“Authorities” by their nature are untrustworthy . Sometimes they have an interest in denying truths, and sometimes they actually try to define truth as being whatever they say it is. “Elevating authoritative content” over independent or less well-known sources is an algorithmic take on the journalistic obsession with credentialing that has been slowly destroying our business for decades.
The WMD fiasco happened because journalists listened to people with military ranks and titles instead of demanding evidence and listening to their own instincts. The same thing happened with Russiagate, a story fueled by intelligence “experts” with grand titles who are now proven to have been wrong to a spectacular degree, if not actually criminally liable in pushing a fraud.
We’ve become incapable of talking calmly about possible solutions because we’ve lost the ability to decouple scientific or policy discussions, or simple issues of fact, from a political argument. Reporting on the Covid-19 crisis has become the latest in a line of moral manias with Donald Trump in the middle.
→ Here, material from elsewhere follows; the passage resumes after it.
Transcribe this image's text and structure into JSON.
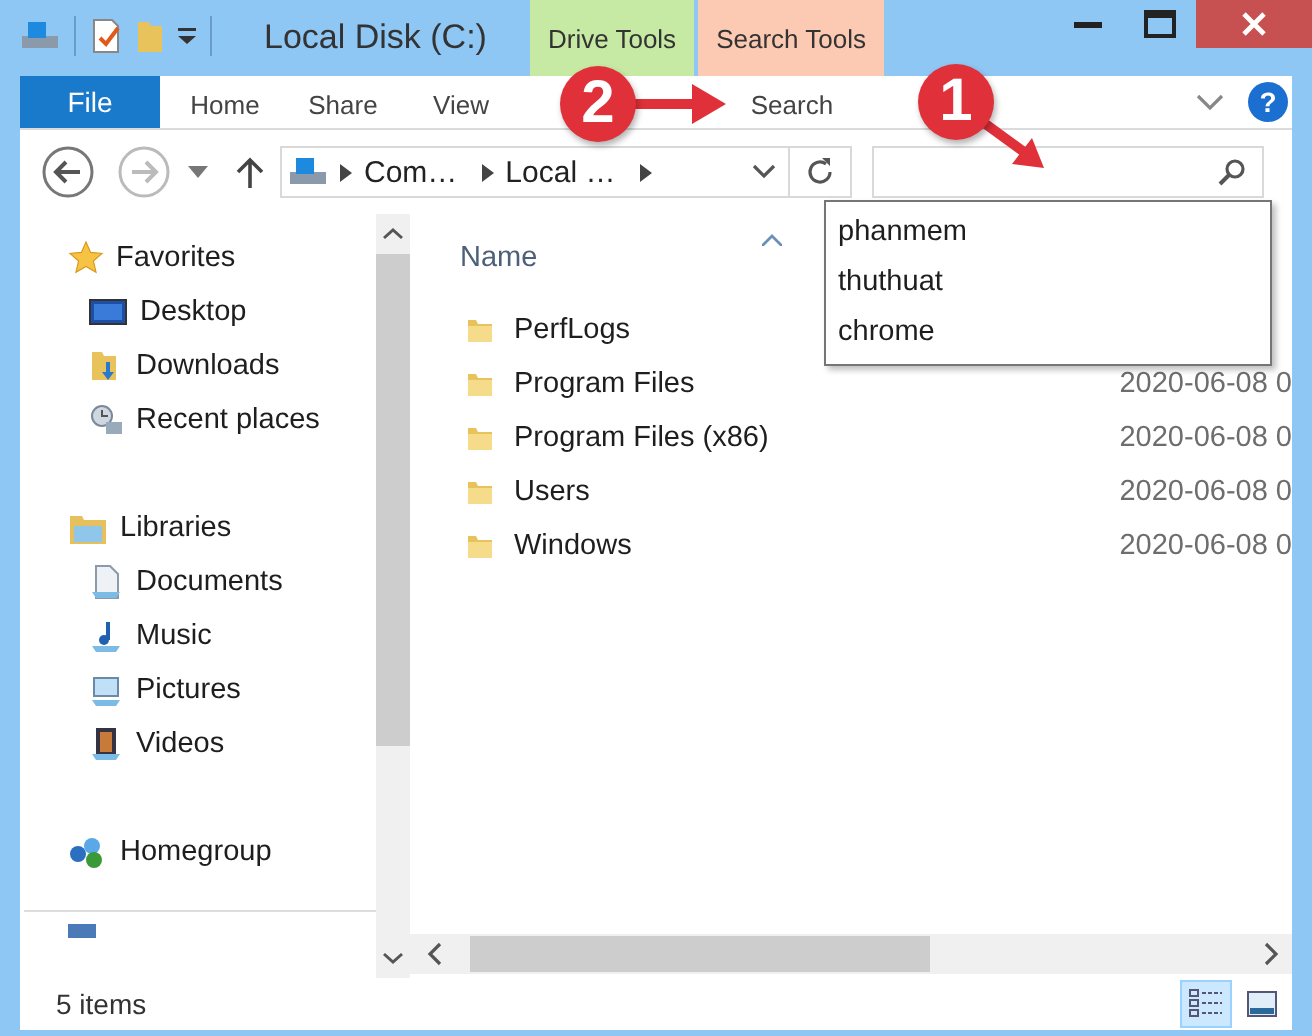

Instead of asking calmly if hydroxychloroquine works, or if the less restrictive Swedish crisis response has merit, or questioning why certain statistical assumptions about the seriousness of the crisis might have been off, we’re denouncing the questions themselves as infamous.